I’ll admit it, I love Pioneer. The format feels wide open, just like Modern did back in 2012 where the possibilities were endless and there was so much room to explore. However, a great deal of archetypes that we’ve seen show up in the first month have been ported versions of existing Modern and Standard archetypes–Hardened Scales, Arclight Phoenix, Ensoul Artifact, Nexus of Fate, or tried and trues like Monoblack aggro, Burn, and Monogreen ramp.
The most interesting part of non-rotating formats is the fact that, with a larger selection of tools at our disposal, we often find redundancy for certain desirable effects. This means more consistency. Take Burn for example.
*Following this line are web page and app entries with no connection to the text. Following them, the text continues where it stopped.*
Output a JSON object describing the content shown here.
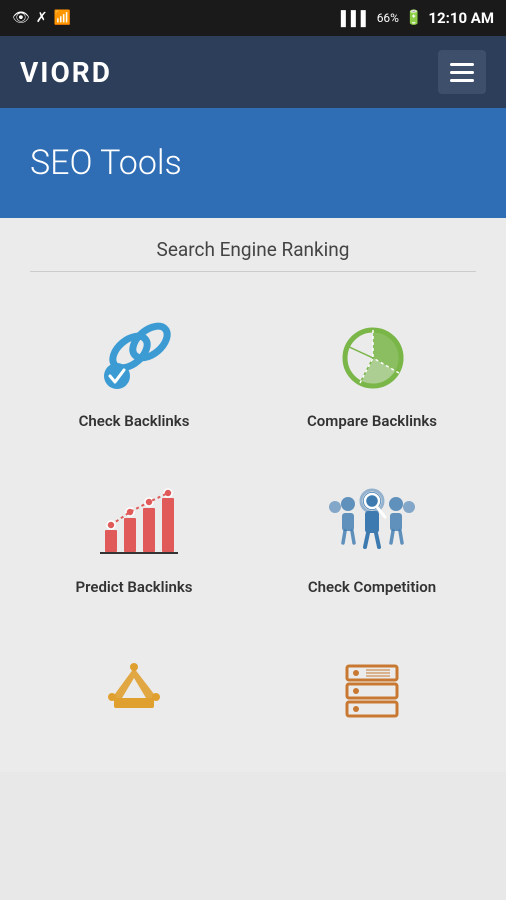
{
  "statusBar": {
    "time": "12:10 AM",
    "battery": "66%",
    "icons": [
      "eye",
      "bluetooth",
      "wifi",
      "signal",
      "battery"
    ]
  },
  "appBar": {
    "logo": "VIORD",
    "menuAriaLabel": "Menu"
  },
  "hero": {
    "title": "SEO Tools"
  },
  "main": {
    "sectionTitle": "Search Engine Ranking",
    "tools": [
      {
        "id": "check-backlinks",
        "label": "Check Backlinks",
        "iconColor": "#3d9bd4"
      },
      {
        "id": "compare-backlinks",
        "label": "Compare Backlinks",
        "iconColor": "#7ab648"
      },
      {
        "id": "predict-backlinks",
        "label": "Predict Backlinks",
        "iconColor": "#e05a5a"
      },
      {
        "id": "check-competition",
        "label": "Check Competition",
        "iconColor": "#3d7ab0"
      }
    ],
    "bottomTools": [
      {
        "id": "tool-5",
        "label": "",
        "iconColor": "#e0a030"
      },
      {
        "id": "tool-6",
        "label": "",
        "iconColor": "#c87830"
      }
    ]
  }
}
One Lightning Bolt is good, but seven is a deck. The question now becomes, “what kind of effects have been printed multiple times in the scope of Pioneer that we can exploit?”
How about Xcmc creatures?
This format has a surprising number of options: Walking Ballista, Hangarback Walker, Chamber Sentry, Endless One, Ugin’s Conjurant, and Throne of Eldraine’s most recent addition to the club; Stonecoil Serpent.
What is the best way to exploit these creatures?
The funny thing about X spells is that X can be anything…even 0. But why would you want to want to throw away your card for no reason? Because we’re playing Cheerios.
Both Midnight Reaper and Grim Haruspex allow you to draw a card when a creature you control dies. That includes our 0s. Once we land one of our 3-drops, we are now able to cycle through each of our 0s and fill our graveyard. Enter Zulaport Cutthroat and Cruel Celebrant…
Thanks to the size of the Pioneer card pool, we have these two different Blood Artist variants to work with. Each time we cycle a 0, we drain the opponent 1 life. This offsets the life loss from Midnight Reaper while presenting a very real threat on your opponent’s life total.
And third, the glue that holds the deck together: Rally the Ancestors.
Rally has some very interesting wording that we get to exploit–Return each creature with mana cost X or less to the battlefield. With one of our three-drops in play, for WW, Rally draws X cards where X is the number of creatures we’ve cycled. With up to 24 0s in the deck, we’re going to draw more than the average Treasure Cruise. With one of our Blood Artist effects in play, we also drain X, which is typically enough to combo kill the opponent at instant speed.
Moreover, we can cast Rally for X=2 or X=3 to return all Blood Artists and our three-drops for a one card combo kill. We can fairly reliably go off as early as turn 4 or set up to go off on turn 5 through heavy disruption.
Now that we’ve established how the combo line works, what happens when that doesn’t come together? Maybe our opponent has a Scavenging Ooze or a Rest in Peace and an Unmoored Ego naming Rally the Ancestors? Well, we have up to 24 x-spell creatures that we can cast on curve, each representing a substantial mid or late-game threat, demanding an answer from the opponent, and, with Grim Haruspex or Midnight Reaper in play, our creatures can’t be removed profitably.
Now the question is, where does this deck struggle? The most problematic card to deal with is Eidolon of the Great Revel as it stops us from comboing off. Beyond that, Burn typically has enough ways to pressure our life total that going big is not a viable option. Scavenging Ooze and Rest in Peace/Leyline of the Void stop our Rally plan, but Ooze specifically can become large enough to outpace our curved out X spell creatures. The sideboard has five removal spells for Ooze, seven for Eidolon, and two pieces of artifact enchantment removal. We also have eight discard spells for the control matchup, though Duress could be swapped out for other metagame-dependent choices.
As it currently stands, in testing with this deck, my record has been 25-5. I’ve been impressed with the way it is able to stave off big players in the current metagame by stabilizing the ground in aggressive matchups like Monoblack Aggro, put consistent pressure on the board against UW Control, and combo killing against Monogreen Ramp and Field of the Dead strategies. I will continue to iterate the list, especially in the face of a shifting metagame, but I believe a flexible strategy that can go low and tall, grind, as well as combo, is prepared for most things this format has to throw at us.
Below is my current configuration:
Adam’s BW Cheerios [12/2019]
4 Stonecoil Serpent
4 Grim Haruspex
4 Chamber Sentry
4 Midnight Reaper
4 Walking Ballista
3 Hangarback Walker
4 Endless One
4 Zulaport Cutthroat
2 Cruel Celebrant
3 Ugin’s Conjurant
4 Rally the Ancestors
4 Concealed Courtyard
4 Caves of Koilos
1 Urborg, Tomb of Yawgmoth
4 Godless Shrine
4 Isolated Chapel
2 Collective Brutality
4 Fatal Push
1 Declaration in Stone
Thanks for reading! Please leave any questions you might have in the comments section below.